Search for relatives of passengers and crew of Ireland's worst maritime disaster
A global search is on to find descendants of the passengers and crew of Ireland's worst maritime disaster in time for the centenary.
More than 500 people died when the RMS Leinster was torpedoed in the Irish Sea near Dublin Bay on October 10 1918, a month and a day from the end of the First World War.
There were about 700 people on board, including an unknown number of stowaways.
William Byrne, founder of the Friends of the Leinster group, said: "It's Ireland's greatest maritime tragedy. For a start, it's the worst ever loss of life to occur in the Irish Sea.
"The story should not be omitted from history. It was for too long forgotten, perhaps for political reasons."
The Royal Mail Ship Leinster operated between Dun Laoghaire, or Kingstown as it was then known, and Holyhead in north Wales.
It went down near the Kish lighthouse after being targeted by the German submarine U-123. In turn, the U-boat sank several days later when it hit a mine in Scapa Flow off Scotland.
Possibly the most significant of those yet to be traced are the descendants of the ship's captain William Birch, who had homes in both Drumcondra, Dublin and in Holyhead.
"As far as we are aware he was lost at sea and his body was never recovered. We are not certain. But we would like to make contact with his family," Mr Byrne said.

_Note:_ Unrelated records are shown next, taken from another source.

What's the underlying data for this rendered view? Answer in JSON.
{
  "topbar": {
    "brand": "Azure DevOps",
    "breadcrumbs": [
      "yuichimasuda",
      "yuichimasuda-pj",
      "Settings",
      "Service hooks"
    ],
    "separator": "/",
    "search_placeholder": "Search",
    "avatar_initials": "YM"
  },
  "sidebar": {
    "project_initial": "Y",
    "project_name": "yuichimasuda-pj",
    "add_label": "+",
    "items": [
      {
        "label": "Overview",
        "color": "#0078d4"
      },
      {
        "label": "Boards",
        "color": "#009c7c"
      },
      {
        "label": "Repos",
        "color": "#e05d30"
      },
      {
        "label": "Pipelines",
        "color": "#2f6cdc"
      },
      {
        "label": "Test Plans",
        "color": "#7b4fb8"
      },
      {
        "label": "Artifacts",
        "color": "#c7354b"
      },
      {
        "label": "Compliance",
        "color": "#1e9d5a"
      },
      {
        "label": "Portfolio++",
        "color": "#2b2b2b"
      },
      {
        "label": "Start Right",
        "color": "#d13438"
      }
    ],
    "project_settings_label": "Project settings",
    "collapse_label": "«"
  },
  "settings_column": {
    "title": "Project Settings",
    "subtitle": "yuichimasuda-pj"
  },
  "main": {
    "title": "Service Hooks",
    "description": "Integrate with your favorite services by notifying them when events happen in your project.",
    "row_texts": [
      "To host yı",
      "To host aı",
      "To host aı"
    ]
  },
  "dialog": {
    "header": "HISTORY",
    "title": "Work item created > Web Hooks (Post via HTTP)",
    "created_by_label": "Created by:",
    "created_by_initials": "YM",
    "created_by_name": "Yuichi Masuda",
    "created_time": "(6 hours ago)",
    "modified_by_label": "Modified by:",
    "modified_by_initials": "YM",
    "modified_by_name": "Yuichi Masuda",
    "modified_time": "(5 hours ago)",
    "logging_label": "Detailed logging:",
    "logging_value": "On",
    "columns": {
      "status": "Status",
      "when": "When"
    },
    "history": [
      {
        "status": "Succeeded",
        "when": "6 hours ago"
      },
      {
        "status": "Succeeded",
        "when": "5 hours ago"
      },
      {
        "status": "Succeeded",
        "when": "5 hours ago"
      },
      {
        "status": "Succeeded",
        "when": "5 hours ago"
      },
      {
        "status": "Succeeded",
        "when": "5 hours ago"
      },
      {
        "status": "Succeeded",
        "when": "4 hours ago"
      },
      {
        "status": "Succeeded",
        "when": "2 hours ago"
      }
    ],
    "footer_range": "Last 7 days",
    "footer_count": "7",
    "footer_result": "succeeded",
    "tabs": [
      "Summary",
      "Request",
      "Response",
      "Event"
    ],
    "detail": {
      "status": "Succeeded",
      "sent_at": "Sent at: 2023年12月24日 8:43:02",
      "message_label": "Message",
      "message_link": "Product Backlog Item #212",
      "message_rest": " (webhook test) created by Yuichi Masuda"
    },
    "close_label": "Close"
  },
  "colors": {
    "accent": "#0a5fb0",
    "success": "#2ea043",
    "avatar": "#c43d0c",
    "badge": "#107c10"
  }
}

As well as trying to trace the descendants of those on board the Leinster, the commemorative society have also been in contact with German embassy officials in a bid to invite relatives of the naval servicemen on the U-boat.
On board the Leinster there were also passengers from Dun Laoghaire and Holyhead, a group of Wrens, some clergy including one nun who died and Allied troops from the US, Canada, Australia and New Zealand.
One of those was US Admiral HJ Cone.
A group of postal workers from Dublin were also on board, with the lone survivor avoiding the first blast after leaving the post room to go for a cigarette.
Mr Byrne's great-grandfather John Donohoe was chief stoker on the Leinster. He saved 16-year-old cabin boy Thomas Connolly by giving him his life jacket.
"I believe that most of the casualties in Dun Laoghaire and Holyhead have been accounted for," Mr Byrne said.
"Families we have yet to make contact with include some of the American families."
Mr Byrne said: "My great-grandfather had nightmares for years afterwards."
Those who died have been remembered at special commemorations, including at the 90th anniversary when the names of many of those lost were read out by schoolchildren at an inter-church commemorative service.
Among those remembered was Gerald Palmer, a boy with a physical disability, who had spent most of his life in care.
He was lost on the Leinster while on his way from the unfortunately-named Cripples Home in Bray to Barnardo's Home in London but his death was only discovered in recent years.
A postal address has been set up to help the search for descendants of the passengers and crew of the Leinster, with relatives urged to write to Mailboat Leinster Committee, 3 Eblana Avenue, Dun Laoghaire, Co Dublin, Ireland.